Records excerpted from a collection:
***

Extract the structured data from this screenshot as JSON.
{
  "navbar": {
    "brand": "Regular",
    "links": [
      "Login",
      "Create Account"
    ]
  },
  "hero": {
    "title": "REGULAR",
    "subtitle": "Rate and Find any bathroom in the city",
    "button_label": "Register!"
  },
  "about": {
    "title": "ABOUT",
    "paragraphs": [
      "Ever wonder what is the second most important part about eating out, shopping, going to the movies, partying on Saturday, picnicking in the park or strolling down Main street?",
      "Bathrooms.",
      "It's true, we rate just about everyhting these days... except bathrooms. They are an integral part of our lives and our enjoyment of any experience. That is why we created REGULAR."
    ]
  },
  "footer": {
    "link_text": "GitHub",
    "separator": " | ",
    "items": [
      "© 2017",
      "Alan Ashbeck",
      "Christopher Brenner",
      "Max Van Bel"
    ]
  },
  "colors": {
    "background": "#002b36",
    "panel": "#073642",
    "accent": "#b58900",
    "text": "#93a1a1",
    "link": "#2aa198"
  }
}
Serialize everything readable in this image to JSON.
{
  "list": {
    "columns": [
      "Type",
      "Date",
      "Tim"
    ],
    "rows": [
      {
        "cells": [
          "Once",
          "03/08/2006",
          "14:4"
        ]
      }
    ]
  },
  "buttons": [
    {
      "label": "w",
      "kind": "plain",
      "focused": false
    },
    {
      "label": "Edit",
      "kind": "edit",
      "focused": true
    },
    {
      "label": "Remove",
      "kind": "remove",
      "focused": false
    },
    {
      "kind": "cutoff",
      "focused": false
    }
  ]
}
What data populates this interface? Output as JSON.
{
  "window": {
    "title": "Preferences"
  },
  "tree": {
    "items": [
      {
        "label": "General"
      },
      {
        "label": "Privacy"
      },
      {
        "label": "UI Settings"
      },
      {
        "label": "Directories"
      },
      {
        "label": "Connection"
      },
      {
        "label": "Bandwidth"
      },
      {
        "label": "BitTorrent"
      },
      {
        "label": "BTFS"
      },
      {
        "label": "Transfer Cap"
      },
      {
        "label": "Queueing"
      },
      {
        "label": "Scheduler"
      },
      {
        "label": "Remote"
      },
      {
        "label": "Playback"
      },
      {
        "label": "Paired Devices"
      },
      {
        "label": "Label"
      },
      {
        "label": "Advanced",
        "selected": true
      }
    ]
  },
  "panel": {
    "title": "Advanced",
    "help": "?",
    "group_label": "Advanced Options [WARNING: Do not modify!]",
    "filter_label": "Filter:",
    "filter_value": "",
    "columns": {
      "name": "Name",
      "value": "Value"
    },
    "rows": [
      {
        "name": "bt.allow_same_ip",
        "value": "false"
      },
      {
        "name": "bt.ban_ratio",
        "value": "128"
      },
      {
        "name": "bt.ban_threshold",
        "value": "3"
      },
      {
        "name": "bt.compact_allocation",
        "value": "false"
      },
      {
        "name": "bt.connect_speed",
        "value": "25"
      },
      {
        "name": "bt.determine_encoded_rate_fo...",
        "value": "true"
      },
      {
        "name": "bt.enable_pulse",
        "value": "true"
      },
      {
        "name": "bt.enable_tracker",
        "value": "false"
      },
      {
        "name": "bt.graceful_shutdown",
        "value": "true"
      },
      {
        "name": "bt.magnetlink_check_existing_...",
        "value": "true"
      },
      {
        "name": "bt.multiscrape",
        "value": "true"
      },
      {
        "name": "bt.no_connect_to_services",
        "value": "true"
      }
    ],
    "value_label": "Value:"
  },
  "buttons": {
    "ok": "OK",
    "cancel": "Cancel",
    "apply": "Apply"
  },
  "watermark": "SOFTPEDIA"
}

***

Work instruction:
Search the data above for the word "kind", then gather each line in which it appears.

Response to the exercise:
      "kind": "plain",
      "kind": "edit",
      "kind": "remove",
      "kind": "cutoff",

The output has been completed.